**Exercise objective**
The lines to find are those in the entries that hold the word "JSON"; copy every one of them.

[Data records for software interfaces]
****************
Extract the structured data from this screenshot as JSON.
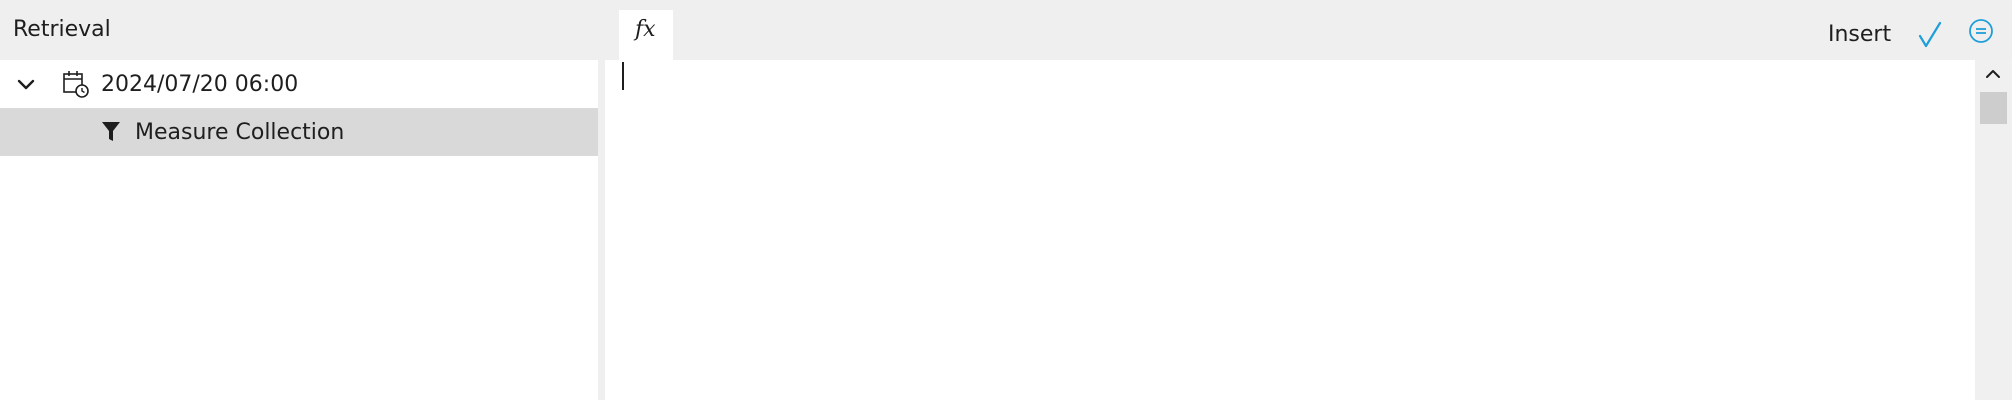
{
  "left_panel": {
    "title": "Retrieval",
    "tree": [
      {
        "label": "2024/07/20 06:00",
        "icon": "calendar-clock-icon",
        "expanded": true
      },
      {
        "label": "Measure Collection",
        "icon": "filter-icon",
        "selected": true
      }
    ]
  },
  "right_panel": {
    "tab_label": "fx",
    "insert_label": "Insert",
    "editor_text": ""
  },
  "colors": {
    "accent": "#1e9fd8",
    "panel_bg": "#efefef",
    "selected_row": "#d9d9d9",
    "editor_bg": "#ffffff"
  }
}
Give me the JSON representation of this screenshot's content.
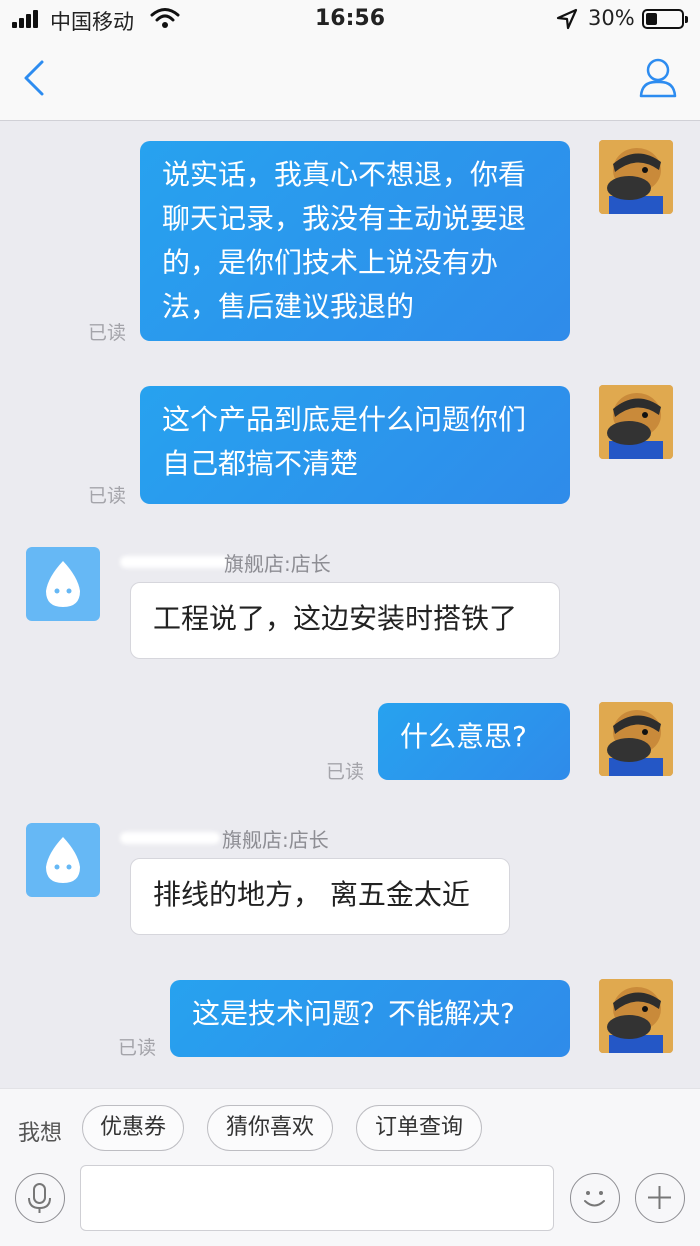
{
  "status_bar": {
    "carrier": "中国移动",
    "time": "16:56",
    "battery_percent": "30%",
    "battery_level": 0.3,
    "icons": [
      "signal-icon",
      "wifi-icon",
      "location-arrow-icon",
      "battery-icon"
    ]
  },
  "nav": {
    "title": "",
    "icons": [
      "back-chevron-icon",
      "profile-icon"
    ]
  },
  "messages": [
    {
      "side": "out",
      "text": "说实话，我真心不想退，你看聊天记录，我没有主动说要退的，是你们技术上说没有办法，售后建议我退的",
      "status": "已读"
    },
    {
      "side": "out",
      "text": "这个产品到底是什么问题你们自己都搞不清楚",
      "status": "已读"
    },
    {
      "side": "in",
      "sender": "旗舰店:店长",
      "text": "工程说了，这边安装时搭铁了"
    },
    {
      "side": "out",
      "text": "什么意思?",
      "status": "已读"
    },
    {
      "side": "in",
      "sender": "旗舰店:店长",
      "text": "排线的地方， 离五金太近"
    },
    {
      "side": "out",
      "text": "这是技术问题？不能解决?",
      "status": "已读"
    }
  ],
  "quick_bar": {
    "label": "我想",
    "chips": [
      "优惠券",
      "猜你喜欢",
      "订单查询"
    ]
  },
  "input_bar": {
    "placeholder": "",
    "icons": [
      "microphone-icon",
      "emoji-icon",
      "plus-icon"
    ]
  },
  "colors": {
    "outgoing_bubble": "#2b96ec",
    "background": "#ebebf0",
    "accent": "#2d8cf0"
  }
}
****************
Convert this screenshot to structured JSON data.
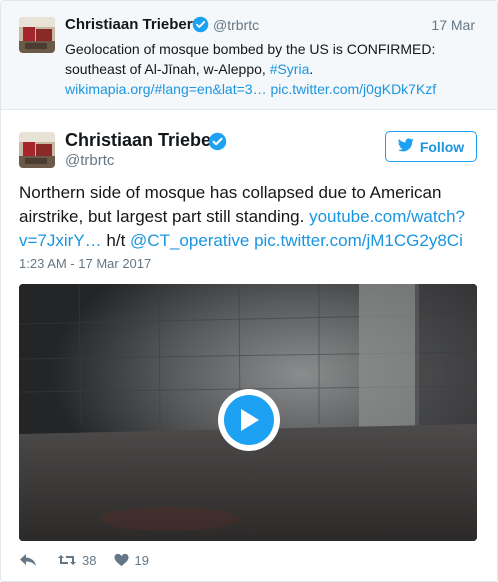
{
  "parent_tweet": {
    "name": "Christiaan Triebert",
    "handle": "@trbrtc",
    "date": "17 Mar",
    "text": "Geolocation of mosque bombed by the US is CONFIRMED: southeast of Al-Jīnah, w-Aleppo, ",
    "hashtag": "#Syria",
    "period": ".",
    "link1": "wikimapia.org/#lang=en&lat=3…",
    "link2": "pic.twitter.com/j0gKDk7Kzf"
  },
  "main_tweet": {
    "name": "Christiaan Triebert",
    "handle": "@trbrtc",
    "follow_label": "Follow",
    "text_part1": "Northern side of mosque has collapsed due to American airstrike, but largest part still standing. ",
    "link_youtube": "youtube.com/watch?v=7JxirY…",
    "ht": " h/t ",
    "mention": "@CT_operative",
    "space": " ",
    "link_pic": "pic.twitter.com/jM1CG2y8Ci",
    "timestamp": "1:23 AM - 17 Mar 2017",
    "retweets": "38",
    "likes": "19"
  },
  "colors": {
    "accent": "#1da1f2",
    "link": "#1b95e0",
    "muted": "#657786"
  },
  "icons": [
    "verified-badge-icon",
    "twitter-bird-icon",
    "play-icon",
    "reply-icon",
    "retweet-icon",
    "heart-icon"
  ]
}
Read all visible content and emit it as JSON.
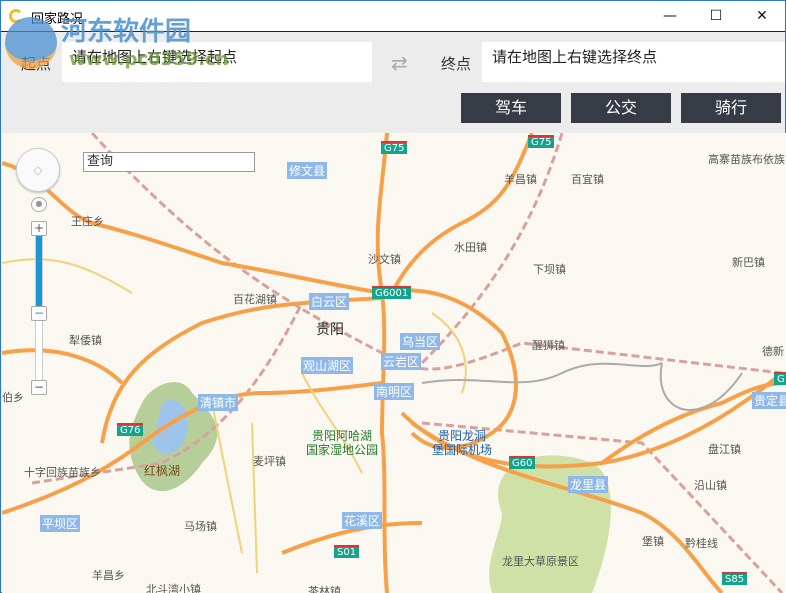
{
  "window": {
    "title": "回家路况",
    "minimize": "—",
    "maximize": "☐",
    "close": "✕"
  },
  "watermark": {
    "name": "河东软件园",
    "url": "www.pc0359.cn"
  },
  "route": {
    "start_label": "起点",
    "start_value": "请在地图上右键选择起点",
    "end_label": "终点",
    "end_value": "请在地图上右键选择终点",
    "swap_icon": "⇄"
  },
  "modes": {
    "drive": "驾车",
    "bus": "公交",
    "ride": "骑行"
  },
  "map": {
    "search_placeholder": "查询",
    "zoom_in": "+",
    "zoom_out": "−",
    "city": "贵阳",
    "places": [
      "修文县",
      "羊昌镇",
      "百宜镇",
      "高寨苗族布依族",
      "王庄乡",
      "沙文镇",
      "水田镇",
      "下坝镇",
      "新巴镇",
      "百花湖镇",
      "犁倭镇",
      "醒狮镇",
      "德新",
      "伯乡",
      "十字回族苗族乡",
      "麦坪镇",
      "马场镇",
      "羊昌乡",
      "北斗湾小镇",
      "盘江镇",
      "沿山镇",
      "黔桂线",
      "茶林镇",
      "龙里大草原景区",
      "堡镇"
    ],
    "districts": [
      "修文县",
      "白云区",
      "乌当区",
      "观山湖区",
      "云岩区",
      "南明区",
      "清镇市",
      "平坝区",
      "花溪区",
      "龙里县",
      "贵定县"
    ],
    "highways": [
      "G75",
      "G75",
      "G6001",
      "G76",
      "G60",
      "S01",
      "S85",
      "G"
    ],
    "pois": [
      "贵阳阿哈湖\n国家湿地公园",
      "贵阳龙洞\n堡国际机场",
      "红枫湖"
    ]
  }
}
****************
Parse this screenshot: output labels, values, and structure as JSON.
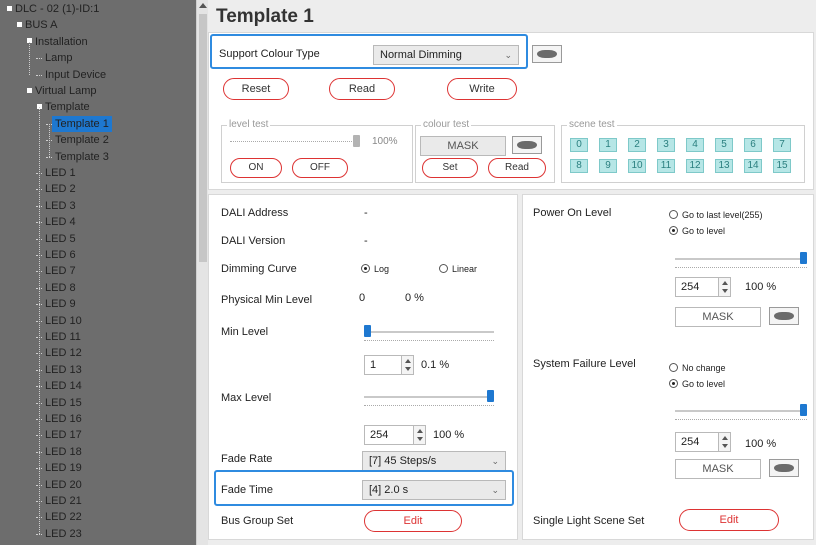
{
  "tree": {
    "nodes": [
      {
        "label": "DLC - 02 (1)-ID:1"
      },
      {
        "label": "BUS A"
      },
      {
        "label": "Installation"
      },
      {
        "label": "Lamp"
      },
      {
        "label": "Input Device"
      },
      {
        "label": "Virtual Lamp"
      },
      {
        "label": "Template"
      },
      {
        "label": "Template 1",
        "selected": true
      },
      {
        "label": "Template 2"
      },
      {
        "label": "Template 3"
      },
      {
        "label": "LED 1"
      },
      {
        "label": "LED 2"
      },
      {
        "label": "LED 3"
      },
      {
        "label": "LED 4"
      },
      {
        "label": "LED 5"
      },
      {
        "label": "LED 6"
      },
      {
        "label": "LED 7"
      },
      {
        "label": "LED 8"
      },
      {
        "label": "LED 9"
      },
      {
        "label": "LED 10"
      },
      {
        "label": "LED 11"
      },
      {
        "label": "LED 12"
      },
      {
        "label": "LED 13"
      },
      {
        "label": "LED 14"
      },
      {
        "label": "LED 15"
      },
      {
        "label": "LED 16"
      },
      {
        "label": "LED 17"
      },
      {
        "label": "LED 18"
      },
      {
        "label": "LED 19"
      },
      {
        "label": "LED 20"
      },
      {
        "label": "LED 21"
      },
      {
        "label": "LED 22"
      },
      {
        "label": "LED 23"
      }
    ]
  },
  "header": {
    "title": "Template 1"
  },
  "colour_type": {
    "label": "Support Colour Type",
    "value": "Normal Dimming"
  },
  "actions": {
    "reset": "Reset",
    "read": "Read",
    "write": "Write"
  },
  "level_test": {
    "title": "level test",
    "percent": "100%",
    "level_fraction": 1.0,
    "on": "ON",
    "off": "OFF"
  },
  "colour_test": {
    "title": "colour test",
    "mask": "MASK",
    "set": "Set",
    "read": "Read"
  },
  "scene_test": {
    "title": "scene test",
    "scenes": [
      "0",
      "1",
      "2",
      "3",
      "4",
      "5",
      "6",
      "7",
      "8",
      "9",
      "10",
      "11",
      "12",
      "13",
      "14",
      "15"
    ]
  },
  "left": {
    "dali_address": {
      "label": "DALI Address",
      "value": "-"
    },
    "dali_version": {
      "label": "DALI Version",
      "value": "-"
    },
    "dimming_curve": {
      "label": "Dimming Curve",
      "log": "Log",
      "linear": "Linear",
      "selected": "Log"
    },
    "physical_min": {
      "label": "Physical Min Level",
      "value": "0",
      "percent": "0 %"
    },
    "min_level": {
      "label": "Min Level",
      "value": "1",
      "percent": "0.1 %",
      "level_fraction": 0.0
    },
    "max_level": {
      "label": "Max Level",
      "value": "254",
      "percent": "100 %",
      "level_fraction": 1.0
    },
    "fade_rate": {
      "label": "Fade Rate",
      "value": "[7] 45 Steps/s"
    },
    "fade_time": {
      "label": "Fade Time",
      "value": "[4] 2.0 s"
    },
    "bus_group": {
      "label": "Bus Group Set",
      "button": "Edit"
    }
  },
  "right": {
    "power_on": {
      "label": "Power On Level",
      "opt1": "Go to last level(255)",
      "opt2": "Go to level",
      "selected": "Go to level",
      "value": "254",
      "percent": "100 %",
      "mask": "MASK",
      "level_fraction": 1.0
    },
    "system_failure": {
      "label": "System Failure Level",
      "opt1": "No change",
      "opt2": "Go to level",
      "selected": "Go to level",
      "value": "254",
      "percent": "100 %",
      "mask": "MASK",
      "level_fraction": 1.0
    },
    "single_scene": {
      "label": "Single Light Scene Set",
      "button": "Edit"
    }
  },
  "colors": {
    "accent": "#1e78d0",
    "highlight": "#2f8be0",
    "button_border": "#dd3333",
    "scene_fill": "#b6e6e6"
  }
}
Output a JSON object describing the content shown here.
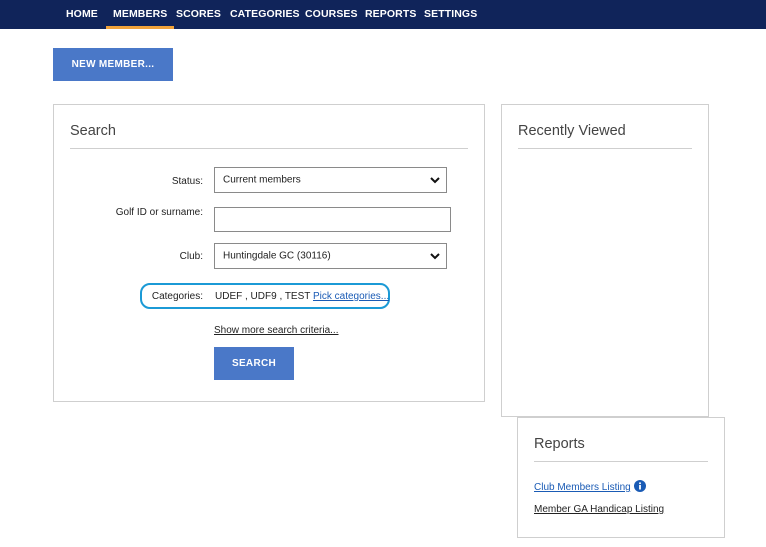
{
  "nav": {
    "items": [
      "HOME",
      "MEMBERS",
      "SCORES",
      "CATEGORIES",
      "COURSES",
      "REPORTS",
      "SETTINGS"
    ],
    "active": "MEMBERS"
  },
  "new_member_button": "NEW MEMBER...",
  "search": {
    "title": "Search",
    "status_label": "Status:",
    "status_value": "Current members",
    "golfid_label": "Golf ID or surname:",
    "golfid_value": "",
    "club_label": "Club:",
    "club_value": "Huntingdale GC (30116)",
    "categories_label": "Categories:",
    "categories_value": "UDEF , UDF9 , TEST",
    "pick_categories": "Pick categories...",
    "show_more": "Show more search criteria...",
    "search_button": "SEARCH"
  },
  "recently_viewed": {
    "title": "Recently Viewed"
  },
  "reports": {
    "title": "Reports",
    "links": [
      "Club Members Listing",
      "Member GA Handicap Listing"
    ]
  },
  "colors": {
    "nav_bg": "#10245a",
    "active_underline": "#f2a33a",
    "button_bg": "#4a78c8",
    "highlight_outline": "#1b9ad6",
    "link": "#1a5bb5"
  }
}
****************
**Task answer**
Extract the structured data from this screenshot as JSON.
Give me the JSON representation of this screenshot's content.
Convert this screenshot to structured JSON data.
Read all visible content and emit it as JSON.
Parse this screenshot: output labels, values, and structure as JSON.
Output a JSON object describing the content shown here.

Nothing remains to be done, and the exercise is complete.